WHAT NEEDS TO BE DONE:
Hunt through the lines below for the string "Required" and copy each one that has it.

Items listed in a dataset
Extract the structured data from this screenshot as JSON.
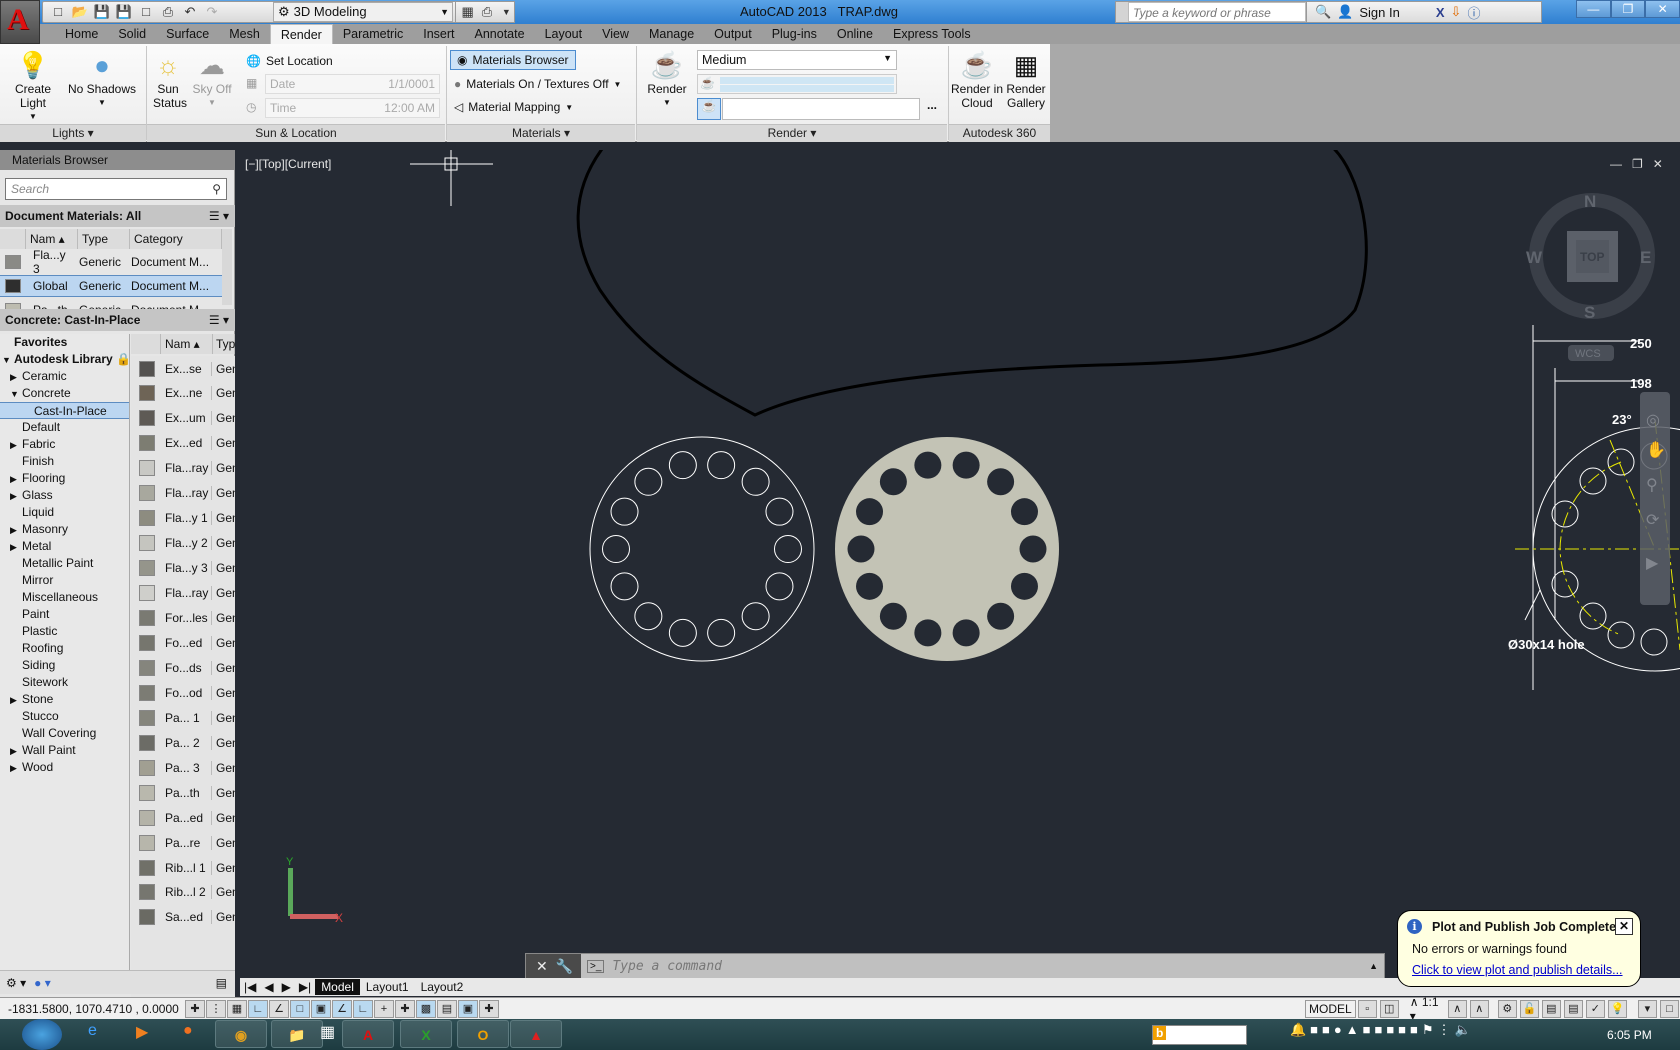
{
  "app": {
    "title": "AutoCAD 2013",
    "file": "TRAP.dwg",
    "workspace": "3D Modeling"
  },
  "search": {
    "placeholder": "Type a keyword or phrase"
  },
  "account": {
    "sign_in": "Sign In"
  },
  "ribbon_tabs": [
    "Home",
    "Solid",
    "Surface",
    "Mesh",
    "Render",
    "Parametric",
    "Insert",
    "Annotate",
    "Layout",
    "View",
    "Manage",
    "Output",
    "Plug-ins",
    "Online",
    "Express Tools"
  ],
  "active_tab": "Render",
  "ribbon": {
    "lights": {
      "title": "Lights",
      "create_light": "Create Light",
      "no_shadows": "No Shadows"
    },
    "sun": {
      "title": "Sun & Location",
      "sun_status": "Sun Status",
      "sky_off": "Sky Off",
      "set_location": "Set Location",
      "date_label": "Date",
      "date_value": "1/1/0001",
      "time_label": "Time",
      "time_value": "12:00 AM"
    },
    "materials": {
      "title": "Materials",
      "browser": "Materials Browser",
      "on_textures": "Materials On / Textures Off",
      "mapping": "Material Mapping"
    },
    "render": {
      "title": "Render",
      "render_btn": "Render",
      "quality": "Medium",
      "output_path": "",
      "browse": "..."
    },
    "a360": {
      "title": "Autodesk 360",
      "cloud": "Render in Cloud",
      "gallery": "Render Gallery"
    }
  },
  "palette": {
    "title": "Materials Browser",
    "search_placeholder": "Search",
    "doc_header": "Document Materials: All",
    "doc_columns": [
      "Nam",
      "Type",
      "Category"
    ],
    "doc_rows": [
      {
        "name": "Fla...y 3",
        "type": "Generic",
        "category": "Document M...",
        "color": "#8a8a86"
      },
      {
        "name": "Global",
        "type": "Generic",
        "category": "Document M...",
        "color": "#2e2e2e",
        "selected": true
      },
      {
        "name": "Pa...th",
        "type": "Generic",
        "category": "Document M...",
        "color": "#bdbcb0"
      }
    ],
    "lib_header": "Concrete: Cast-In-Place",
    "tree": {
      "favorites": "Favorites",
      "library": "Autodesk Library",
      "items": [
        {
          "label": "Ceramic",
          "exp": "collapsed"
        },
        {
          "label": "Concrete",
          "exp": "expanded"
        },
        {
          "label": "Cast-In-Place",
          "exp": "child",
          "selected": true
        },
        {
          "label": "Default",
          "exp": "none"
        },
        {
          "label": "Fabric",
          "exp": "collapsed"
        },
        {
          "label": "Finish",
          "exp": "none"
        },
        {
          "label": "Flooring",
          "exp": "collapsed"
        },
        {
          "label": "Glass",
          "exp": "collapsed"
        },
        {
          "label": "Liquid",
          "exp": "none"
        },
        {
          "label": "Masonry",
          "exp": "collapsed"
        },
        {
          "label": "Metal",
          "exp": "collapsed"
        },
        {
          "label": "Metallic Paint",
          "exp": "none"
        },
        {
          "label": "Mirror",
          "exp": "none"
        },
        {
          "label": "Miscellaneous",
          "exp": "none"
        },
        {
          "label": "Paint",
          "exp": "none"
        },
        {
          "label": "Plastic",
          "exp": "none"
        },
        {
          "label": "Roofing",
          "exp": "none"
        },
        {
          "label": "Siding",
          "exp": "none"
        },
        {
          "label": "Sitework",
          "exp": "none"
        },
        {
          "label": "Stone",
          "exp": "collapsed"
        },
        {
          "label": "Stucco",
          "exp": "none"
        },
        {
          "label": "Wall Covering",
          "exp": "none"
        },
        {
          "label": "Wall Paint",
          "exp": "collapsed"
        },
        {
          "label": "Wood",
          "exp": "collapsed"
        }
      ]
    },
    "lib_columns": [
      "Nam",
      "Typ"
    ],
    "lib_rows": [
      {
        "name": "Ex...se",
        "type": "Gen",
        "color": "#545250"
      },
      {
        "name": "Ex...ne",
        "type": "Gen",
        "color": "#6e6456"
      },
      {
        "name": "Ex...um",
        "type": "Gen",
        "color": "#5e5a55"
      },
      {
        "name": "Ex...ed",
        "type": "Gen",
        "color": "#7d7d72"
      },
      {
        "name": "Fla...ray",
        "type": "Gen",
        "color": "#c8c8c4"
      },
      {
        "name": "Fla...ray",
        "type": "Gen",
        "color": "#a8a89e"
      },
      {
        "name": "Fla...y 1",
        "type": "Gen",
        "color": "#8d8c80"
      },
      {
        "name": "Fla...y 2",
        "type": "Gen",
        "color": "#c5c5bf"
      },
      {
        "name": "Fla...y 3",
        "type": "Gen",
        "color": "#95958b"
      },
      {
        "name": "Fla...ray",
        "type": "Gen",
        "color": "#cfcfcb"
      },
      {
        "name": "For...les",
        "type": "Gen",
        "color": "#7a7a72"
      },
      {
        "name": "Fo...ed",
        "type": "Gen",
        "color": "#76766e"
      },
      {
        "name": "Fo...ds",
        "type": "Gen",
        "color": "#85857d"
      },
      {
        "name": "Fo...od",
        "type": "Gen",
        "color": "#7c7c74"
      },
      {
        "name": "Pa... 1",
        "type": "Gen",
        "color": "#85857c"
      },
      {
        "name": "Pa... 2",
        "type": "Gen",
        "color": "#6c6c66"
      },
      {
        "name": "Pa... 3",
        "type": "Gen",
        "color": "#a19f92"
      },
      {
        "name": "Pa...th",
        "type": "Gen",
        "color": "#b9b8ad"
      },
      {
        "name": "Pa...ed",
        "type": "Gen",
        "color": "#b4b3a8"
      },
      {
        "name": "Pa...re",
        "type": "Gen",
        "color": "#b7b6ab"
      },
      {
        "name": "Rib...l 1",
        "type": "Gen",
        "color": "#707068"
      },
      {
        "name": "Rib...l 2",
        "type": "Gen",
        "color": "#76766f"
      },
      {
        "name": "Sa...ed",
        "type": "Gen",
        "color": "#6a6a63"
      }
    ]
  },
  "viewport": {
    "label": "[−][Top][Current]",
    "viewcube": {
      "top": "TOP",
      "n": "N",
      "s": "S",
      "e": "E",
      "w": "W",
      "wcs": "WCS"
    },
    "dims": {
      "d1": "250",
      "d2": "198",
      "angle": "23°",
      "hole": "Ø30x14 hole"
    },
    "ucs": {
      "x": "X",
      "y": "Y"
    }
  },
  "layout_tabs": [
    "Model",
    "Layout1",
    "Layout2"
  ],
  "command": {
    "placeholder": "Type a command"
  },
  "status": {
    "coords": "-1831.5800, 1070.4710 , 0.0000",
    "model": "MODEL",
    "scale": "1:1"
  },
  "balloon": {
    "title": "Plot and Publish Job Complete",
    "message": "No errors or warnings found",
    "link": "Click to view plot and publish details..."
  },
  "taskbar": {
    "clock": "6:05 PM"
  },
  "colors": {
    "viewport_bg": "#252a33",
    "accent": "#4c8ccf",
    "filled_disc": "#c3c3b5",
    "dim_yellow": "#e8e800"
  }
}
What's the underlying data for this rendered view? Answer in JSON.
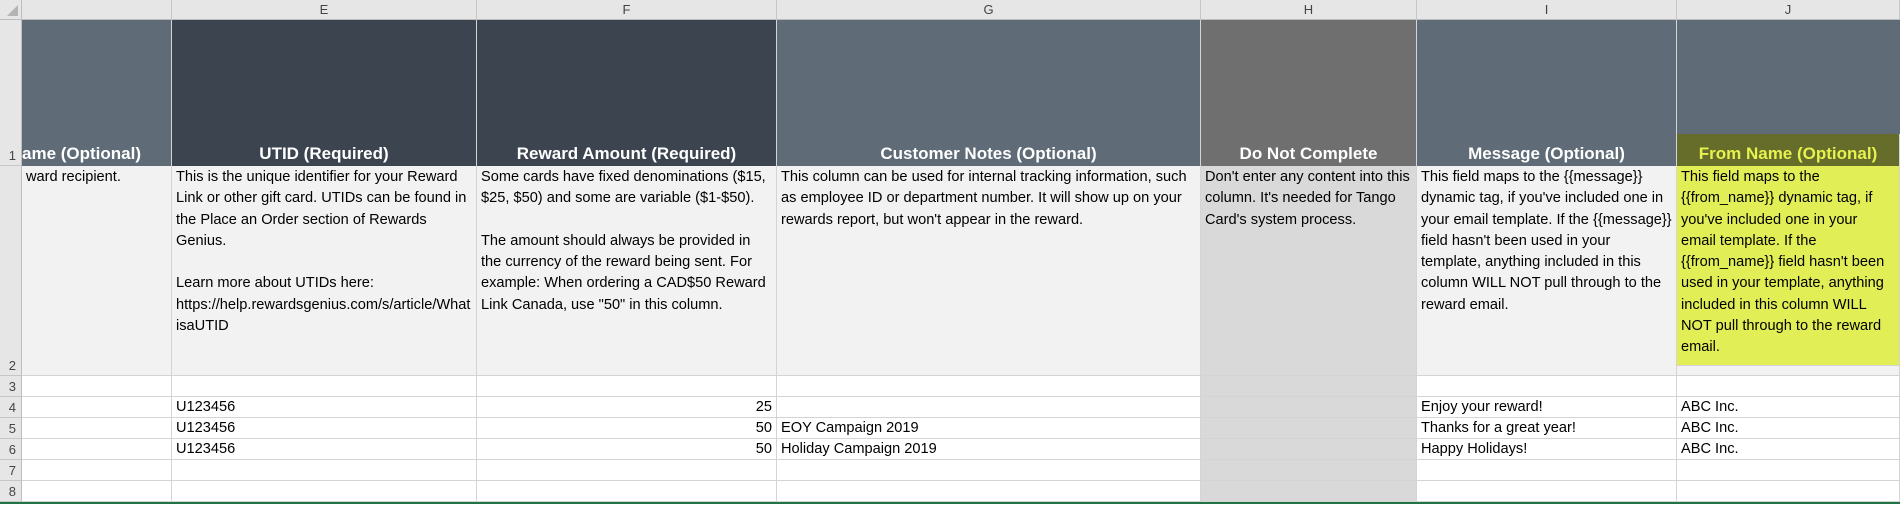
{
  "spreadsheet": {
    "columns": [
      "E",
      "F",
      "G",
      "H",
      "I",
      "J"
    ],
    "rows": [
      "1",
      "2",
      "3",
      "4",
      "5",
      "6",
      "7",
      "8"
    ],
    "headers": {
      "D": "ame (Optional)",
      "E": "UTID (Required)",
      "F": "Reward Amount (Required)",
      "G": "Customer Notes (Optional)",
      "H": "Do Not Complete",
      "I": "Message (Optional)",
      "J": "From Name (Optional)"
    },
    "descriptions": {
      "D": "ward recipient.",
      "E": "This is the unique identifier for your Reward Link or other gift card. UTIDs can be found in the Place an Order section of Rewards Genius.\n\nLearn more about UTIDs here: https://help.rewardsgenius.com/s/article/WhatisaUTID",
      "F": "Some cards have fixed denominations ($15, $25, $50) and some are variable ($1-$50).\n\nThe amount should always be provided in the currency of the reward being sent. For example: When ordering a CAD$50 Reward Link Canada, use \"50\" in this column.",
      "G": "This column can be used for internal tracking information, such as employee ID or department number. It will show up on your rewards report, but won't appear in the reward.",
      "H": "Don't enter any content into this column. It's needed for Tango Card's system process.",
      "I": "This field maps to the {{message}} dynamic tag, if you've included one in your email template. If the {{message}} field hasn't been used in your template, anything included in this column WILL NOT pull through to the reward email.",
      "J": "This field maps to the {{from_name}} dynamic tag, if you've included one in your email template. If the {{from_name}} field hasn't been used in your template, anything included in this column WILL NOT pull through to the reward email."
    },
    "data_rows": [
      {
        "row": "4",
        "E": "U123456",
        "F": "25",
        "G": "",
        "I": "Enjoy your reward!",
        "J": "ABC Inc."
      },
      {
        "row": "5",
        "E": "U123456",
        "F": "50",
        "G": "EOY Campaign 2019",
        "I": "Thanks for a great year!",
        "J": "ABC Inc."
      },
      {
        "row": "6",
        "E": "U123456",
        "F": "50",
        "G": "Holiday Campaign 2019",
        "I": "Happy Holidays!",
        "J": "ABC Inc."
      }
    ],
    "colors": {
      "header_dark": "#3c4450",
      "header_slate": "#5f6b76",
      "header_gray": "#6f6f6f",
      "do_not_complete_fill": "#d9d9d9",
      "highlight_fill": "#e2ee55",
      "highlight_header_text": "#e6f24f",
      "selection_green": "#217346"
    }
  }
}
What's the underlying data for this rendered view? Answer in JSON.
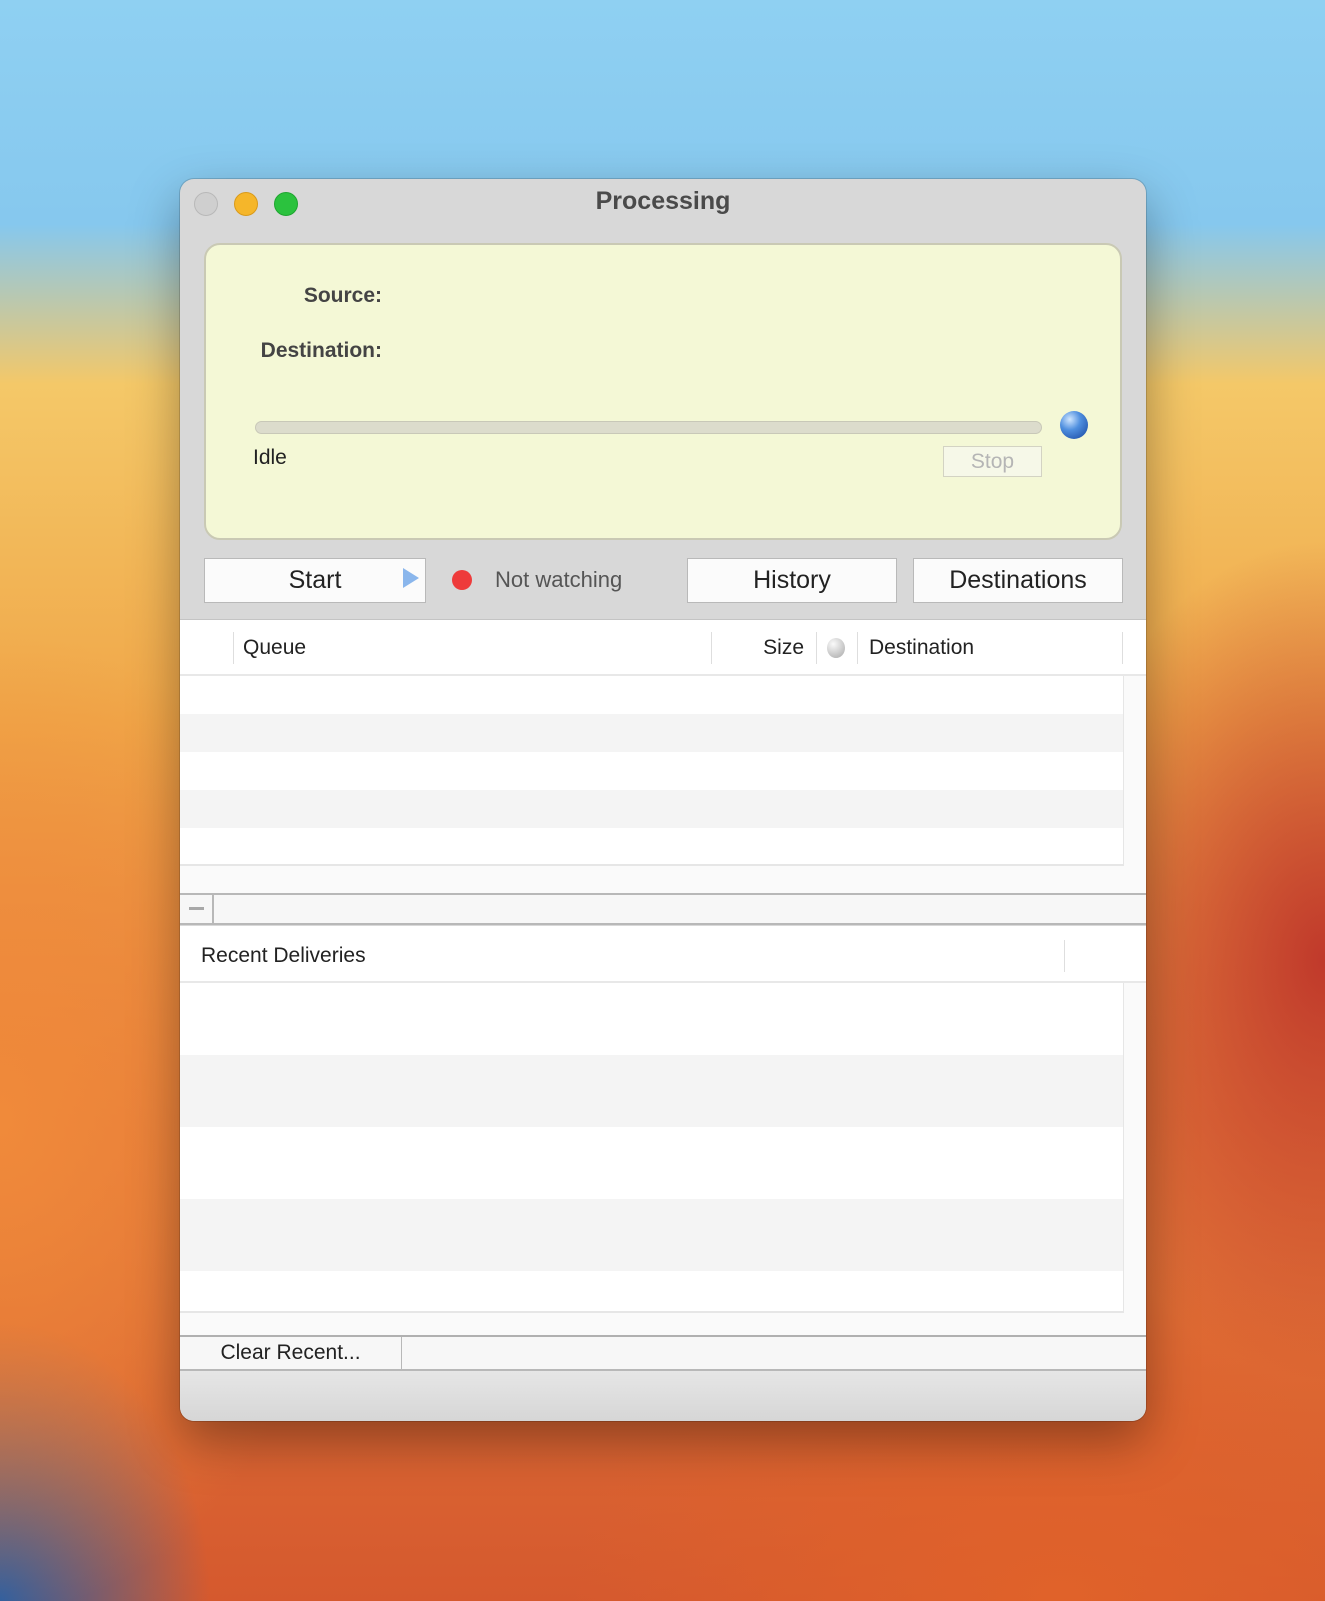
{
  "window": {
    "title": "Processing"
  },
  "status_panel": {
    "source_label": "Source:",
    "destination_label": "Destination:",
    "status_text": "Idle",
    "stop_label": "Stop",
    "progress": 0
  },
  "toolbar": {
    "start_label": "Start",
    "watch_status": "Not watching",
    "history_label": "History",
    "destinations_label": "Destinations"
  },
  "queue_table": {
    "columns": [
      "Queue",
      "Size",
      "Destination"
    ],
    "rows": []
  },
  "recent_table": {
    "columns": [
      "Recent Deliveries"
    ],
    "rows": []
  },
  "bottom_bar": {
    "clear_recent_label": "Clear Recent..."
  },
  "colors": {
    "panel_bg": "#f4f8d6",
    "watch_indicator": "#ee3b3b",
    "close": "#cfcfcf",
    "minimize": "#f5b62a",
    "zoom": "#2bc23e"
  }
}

RESPONSE AREA:
      "E": "UTID (Required)",
      "F": "Reward Amount (Required)",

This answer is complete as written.